“Based on the known geology, and how the stones respond to weathering, we all need to play our part in preserving these monoliths as they are living relics, pieces of treasure from the past that need to be respected.”
Z: Can you tell us a bit about your choices of colour. You seem attracted to bright, neons, and to blue. What informs your colour choices in your work?
Amy Stephens, Magic Monolith III, 2021, cement, wood, fabric, 15 x 7 x 5 cm £550.00 inc. VAT
A: The colours in this exhibition refer to bright ribbons and offerings that were present at the Rollrights when I visited the site. Within my practice, I work with an array of colourful objects and neon tape that is often used to highlight a specific architectural feature or it might be used as a hazard tape to alert the viewer about the object in front of them. This is where the introduction of neon began in my practice.
Z: You use a lot of flock in your practise. What is flock? Can you tell us more about it?
Amy Stephens, Sun and Solstice, 2021, flock, wood, Polaroid, 30 x 60 x 10 cm £1,800.00 inc. VAT
A: Flock consists of synthetic fibres that look like hair. Flock fabric feels like velvet and depending on the length, it can be quite textural. The material offers a painterly surface and can be brightly coloured depending on the Pantone required. A light, gentle brush should enable the flock to stay dust free. It must not be kept in direct sunlight.
Z: Will you be making more work based on this experience at the Rollright Stones, or will you now be moving on to the next project? What is the next project?
A: “Yes, once I have had time to reflect on the show I will make more work based on my encounter with the Rollrights. Part of my process involves reappropriation so taking an object, artefact or material from a previous work and reusing it later on.”
“My next project is a solo exhibition in Nicosia opening in November 2021. This exhibition is based on the monoliths and artefacts found at the World Heritage Sites in Cyprus. I am sure ideas and materials from this exhibition will inform the next show.”

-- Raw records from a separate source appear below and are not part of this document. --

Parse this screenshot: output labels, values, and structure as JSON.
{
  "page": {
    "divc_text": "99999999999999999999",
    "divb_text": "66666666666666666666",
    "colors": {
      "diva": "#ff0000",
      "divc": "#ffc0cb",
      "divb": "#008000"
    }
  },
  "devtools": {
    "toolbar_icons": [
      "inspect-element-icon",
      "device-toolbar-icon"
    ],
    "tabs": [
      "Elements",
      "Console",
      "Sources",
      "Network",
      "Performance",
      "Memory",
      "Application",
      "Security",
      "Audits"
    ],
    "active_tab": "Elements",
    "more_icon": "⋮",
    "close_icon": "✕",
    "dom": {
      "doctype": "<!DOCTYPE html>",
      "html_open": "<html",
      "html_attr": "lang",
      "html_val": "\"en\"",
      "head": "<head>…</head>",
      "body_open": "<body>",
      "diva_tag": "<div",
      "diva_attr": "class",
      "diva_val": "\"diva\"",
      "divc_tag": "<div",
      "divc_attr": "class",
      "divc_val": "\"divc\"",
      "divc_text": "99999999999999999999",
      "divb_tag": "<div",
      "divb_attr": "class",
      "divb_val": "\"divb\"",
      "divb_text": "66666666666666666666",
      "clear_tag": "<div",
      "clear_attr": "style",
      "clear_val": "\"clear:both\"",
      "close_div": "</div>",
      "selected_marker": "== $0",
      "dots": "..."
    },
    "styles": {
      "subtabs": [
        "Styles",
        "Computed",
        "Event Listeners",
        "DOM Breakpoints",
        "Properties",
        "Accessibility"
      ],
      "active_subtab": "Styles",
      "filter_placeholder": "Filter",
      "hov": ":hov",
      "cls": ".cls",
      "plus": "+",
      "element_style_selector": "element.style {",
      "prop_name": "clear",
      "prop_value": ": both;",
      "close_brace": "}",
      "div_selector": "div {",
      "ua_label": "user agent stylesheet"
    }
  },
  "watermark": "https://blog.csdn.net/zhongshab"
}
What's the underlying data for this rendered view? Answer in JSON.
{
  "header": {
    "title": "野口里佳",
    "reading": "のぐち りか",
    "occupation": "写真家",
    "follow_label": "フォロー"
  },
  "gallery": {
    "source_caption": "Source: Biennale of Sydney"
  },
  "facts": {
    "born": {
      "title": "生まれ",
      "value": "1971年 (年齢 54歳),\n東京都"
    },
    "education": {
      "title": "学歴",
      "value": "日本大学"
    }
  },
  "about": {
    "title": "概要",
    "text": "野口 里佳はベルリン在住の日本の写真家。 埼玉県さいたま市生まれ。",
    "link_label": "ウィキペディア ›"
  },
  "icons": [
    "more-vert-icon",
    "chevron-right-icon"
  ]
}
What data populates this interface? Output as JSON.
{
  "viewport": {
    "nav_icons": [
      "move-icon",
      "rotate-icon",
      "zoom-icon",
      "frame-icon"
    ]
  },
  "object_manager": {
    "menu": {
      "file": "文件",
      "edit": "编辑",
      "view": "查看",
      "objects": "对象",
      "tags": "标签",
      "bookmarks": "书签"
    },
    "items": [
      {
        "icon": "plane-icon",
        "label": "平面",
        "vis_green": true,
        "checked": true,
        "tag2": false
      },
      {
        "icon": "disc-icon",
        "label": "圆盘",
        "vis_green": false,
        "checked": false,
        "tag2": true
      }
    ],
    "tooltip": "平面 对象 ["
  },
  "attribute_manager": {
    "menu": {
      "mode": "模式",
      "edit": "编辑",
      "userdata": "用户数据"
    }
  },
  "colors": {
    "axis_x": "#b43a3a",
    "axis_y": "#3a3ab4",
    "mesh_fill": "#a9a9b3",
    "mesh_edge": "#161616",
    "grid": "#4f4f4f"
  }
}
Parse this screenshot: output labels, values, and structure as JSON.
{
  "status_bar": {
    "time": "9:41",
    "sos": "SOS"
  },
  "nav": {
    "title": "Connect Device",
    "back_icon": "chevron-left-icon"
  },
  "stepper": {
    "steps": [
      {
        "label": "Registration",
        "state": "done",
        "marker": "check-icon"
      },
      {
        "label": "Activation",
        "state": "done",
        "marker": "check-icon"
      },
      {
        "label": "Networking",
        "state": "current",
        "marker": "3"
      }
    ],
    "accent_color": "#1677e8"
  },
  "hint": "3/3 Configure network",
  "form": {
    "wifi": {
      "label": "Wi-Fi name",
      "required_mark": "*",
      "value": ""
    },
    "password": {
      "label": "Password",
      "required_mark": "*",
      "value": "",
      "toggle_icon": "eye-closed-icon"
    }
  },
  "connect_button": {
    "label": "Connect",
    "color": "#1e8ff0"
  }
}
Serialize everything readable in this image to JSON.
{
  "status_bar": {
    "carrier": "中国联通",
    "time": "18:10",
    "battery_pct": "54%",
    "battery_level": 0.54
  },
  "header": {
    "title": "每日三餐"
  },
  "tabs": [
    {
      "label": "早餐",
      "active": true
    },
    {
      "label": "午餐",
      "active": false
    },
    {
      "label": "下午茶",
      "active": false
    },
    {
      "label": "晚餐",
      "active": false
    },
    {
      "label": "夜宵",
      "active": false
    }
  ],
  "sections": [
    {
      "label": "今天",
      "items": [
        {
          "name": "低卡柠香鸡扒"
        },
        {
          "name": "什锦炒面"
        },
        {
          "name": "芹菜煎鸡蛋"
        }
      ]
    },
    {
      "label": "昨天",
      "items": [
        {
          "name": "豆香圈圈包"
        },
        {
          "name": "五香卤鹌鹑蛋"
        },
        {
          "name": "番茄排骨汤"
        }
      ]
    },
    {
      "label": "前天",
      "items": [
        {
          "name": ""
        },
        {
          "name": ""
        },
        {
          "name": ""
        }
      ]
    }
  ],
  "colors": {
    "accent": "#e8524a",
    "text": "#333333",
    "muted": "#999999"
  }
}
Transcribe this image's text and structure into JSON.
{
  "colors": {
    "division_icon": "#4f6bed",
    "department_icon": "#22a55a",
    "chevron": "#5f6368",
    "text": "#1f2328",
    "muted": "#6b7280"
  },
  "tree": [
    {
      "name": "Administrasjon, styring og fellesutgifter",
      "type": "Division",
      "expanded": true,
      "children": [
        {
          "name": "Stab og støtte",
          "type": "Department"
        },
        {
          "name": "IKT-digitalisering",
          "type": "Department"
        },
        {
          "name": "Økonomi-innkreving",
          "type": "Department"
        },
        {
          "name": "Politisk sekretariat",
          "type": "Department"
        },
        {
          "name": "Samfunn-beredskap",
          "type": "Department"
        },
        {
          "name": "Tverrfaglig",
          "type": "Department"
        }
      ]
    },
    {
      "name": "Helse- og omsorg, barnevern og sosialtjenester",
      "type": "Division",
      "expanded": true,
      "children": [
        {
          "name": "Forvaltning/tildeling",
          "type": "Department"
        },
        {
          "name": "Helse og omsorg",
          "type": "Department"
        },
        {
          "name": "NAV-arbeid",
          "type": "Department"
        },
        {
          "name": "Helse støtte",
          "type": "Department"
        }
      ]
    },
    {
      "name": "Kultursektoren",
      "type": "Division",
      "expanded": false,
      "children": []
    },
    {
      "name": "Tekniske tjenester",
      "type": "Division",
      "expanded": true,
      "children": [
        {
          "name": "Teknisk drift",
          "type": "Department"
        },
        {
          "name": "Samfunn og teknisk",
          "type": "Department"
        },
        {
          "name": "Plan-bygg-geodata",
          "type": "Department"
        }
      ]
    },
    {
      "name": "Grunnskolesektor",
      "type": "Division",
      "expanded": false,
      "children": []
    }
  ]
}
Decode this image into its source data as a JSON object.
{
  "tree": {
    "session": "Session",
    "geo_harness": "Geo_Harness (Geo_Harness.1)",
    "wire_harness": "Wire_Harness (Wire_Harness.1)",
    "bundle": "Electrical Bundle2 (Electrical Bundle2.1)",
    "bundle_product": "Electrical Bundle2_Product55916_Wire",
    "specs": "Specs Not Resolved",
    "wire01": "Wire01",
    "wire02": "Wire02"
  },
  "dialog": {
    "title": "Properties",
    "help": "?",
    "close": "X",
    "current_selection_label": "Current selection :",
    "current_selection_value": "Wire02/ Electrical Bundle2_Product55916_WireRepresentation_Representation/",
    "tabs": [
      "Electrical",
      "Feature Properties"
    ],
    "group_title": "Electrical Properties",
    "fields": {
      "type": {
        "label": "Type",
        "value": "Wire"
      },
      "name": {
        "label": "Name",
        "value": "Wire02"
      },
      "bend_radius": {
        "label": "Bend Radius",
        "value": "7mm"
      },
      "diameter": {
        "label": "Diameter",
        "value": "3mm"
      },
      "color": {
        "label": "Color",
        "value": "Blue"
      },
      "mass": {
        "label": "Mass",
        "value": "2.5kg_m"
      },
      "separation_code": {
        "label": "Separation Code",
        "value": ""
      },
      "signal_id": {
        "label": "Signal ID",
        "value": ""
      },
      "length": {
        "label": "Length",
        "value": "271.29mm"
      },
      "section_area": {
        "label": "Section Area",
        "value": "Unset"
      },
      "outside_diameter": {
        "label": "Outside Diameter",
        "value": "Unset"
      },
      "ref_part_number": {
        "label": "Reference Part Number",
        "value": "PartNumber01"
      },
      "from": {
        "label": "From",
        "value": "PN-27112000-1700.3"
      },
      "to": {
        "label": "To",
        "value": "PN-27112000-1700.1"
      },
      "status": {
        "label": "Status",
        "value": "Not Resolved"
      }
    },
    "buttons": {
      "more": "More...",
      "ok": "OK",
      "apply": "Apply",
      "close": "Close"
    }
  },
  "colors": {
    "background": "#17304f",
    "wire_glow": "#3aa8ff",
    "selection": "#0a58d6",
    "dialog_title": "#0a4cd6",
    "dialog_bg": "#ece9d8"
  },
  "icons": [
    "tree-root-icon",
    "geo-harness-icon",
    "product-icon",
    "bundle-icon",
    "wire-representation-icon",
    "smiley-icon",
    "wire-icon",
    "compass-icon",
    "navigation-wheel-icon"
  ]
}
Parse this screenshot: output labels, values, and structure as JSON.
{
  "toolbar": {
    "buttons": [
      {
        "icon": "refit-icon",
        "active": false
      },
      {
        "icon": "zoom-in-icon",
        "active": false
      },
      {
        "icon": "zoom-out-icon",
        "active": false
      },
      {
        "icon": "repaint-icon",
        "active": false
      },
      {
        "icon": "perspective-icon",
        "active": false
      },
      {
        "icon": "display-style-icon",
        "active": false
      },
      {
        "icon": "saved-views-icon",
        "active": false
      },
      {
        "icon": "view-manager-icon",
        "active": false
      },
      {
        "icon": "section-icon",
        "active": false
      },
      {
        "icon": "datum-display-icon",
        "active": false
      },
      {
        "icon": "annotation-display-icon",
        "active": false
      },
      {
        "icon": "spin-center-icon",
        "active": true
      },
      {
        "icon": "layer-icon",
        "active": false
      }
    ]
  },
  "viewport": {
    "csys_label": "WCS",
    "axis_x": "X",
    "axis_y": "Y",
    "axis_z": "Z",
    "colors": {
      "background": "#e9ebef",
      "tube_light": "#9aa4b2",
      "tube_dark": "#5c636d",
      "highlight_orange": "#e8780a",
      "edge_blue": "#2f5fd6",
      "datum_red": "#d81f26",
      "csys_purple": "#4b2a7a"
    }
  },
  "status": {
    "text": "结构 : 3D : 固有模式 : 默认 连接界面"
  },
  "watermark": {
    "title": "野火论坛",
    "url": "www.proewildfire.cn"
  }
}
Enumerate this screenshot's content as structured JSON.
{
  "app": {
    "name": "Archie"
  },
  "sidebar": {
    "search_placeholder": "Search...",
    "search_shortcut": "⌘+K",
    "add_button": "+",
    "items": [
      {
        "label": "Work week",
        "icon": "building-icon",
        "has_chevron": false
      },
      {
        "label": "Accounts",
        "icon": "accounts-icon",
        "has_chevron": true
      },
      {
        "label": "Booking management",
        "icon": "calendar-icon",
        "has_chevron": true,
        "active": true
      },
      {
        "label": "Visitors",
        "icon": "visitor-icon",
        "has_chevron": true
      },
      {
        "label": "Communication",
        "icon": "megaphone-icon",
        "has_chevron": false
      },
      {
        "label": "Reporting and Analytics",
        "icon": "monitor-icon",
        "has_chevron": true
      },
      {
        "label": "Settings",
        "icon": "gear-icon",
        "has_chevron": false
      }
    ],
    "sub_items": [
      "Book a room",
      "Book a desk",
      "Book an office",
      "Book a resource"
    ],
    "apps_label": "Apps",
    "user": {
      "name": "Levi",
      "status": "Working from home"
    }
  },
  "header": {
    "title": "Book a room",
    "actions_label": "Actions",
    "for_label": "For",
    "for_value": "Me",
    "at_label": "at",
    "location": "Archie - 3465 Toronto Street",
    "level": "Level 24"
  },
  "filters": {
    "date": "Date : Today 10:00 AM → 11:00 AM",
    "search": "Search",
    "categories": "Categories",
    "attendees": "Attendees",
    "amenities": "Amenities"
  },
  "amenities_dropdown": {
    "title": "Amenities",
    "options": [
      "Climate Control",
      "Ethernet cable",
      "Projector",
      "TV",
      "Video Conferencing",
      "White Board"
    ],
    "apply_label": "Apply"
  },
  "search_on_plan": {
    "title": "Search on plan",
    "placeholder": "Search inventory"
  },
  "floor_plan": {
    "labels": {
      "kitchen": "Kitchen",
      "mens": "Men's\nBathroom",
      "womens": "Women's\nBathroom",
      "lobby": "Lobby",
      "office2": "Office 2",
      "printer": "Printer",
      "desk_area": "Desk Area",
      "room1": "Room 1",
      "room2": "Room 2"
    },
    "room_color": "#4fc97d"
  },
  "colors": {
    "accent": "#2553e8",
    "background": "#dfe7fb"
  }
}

5. Can you tell us about your show at Canary Wharf now - how has that come about, when is it on for, is the work there for sale etc? What is the concept behind ’Steel Theatre’ etc. That work is very visually different to the work we have here.
Image: Amy Stephens, Steel Theatre, 2021, Stainless steel, paint, Each H220 x W120 x D10cm
A: “I was commissioned for a group show called On the Other Hand curated by Brooke Benington Gallery. As an artist interested in geology, architecture and the reclamation of objects, I often work with man-made materials that frame a natural element rooted in a complex conversation surrounding the various environments that we move through and work within, on a daily basis. This artwork captures the iconic pyramid form found at the top of One Canada Square, a building clad with durable stainless steel. The cityscape materials that underpin the artwork create mini portals onto the continuously evolving landscape and high rise buildings behind. A mixture of light and heavy stainless steel is apparent with notions of suspension and anchoring. I continually reuse materials, allowing them to land and later re-land as new artworks.
Even though the blue steel sculptures appear more formal, my process of constructing and reconstructing is the same. My current practice and way of making is built upon preservation, sustainability and longevity, principles at the heart of my practice.”